Customs Officers from Eastern Europe Study Cross-Border Transfer Rules to Better Aid the Global Ban on Chemical Weapons

11 October 2016
Participants to a regional training course on the technical aspects of the CWC's transfers regime.

Participants to a regional training course on the technical aspects of the CWC’s transfers regime.


Customs officials from Eastern Europe have gained practical knowledge that will enable them to play a more significant role in upholding the global ban on chemical weapons, through the Chemical Weapons Convention’s (CWC) cross-border transfer regime.





This knowledge was gained through a regional training course run by the Organisation for the Prohibition for Chemical Weapons (OPCW) and the National Authority of Poland, and took place in Cracow, Poland, on 27-30 September.





“Customs authorities are the main, and often sole, source of information about imports and exports of scheduled chemicals. Subsequently, these authorities are crucial to fulfilling countries’ obligations under the CWC,” Vaclovas Semaskevicius, OPCW’s Implementation Support Officer, underscored in his opening remarks to participants.





“Their work is vital to preventing the re-emergence of chemical weapons and reassuring States Parties that scheduled chemicals are not being diverted for prohibited purposes,” he added.





The four-day course encouraged its thirty-two participants to delve into CWC provisions that regulate chemical transfers, and controls that surround cross-border movement of scheduled chemicals. Relevant rules regarding the Harmonised Systems Convention under the World Customs Organisation were also reviewed.





Throughout the course, attendees discussed their own experiences and offered possible solutions to practical and technical challenges in one another’s daily work. The most popular topics of debate included the control of CWC scheduled chemicals in ports and free zones, risk assessment, trans-shipments and software for customs services. 





Training scenarios simulated situations connected with identifying CWC scheduled chemicals and import and export procedures. In addition to these, attendees received OPCW reference materials, such as the Handbook on Chemicals, the Online Scheduled Chemicals Database and a Brochure on Most Traded Scheduled Chemicals.

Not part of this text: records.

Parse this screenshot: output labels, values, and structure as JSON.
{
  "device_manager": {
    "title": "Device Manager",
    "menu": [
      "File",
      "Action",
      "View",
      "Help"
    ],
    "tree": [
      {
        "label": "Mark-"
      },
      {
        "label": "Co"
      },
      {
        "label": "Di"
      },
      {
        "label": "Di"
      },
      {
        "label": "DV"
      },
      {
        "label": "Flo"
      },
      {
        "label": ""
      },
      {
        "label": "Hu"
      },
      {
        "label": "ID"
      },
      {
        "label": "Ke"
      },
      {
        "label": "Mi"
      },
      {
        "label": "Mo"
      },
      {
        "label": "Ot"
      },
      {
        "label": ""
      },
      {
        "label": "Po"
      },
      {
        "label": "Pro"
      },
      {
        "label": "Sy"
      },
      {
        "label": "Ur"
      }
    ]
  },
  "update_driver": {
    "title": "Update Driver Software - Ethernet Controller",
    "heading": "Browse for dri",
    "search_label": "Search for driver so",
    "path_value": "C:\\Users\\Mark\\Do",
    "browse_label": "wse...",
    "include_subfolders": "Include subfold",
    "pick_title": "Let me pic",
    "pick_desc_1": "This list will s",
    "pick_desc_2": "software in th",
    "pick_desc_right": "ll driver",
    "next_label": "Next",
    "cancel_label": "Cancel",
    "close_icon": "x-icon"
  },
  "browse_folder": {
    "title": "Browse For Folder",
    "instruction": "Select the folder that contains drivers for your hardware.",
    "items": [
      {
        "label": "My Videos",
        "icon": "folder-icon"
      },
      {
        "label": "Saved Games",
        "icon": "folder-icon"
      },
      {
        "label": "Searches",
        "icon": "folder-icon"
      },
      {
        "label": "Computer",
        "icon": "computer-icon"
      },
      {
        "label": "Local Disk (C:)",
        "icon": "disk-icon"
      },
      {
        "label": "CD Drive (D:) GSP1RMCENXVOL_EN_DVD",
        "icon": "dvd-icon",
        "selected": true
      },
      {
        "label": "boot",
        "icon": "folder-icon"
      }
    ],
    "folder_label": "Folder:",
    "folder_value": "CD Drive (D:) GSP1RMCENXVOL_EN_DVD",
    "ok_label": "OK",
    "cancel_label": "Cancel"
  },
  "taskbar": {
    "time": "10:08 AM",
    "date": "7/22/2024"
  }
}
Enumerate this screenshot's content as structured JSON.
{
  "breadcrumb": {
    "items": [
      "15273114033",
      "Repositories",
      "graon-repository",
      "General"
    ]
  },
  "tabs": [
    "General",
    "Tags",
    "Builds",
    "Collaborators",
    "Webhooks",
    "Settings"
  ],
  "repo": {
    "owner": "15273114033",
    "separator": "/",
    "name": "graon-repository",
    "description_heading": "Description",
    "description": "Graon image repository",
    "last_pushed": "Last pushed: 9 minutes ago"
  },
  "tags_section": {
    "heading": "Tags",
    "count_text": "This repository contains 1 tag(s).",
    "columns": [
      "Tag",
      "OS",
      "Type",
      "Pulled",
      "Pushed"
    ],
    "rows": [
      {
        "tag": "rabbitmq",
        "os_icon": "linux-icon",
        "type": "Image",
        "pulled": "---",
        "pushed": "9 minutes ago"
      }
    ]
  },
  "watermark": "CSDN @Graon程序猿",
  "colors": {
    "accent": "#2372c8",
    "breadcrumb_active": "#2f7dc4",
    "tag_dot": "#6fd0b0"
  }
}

Sixteen OPCW States Parties were represented by the course’s participants, including Albania, Armenia, Belarus, Czech Republic, Georgia, Hungary, Kyrgyzstan, Lithuania, former Yugoslav Republic of Macedonia, Montenegro, Poland, Romania, Serbia, Slovakia, Ukraine and Uzbekistan.





For more details:



Chemical Weapons Convention – Annex on Implementation and Verification



Harmonised Systems Convention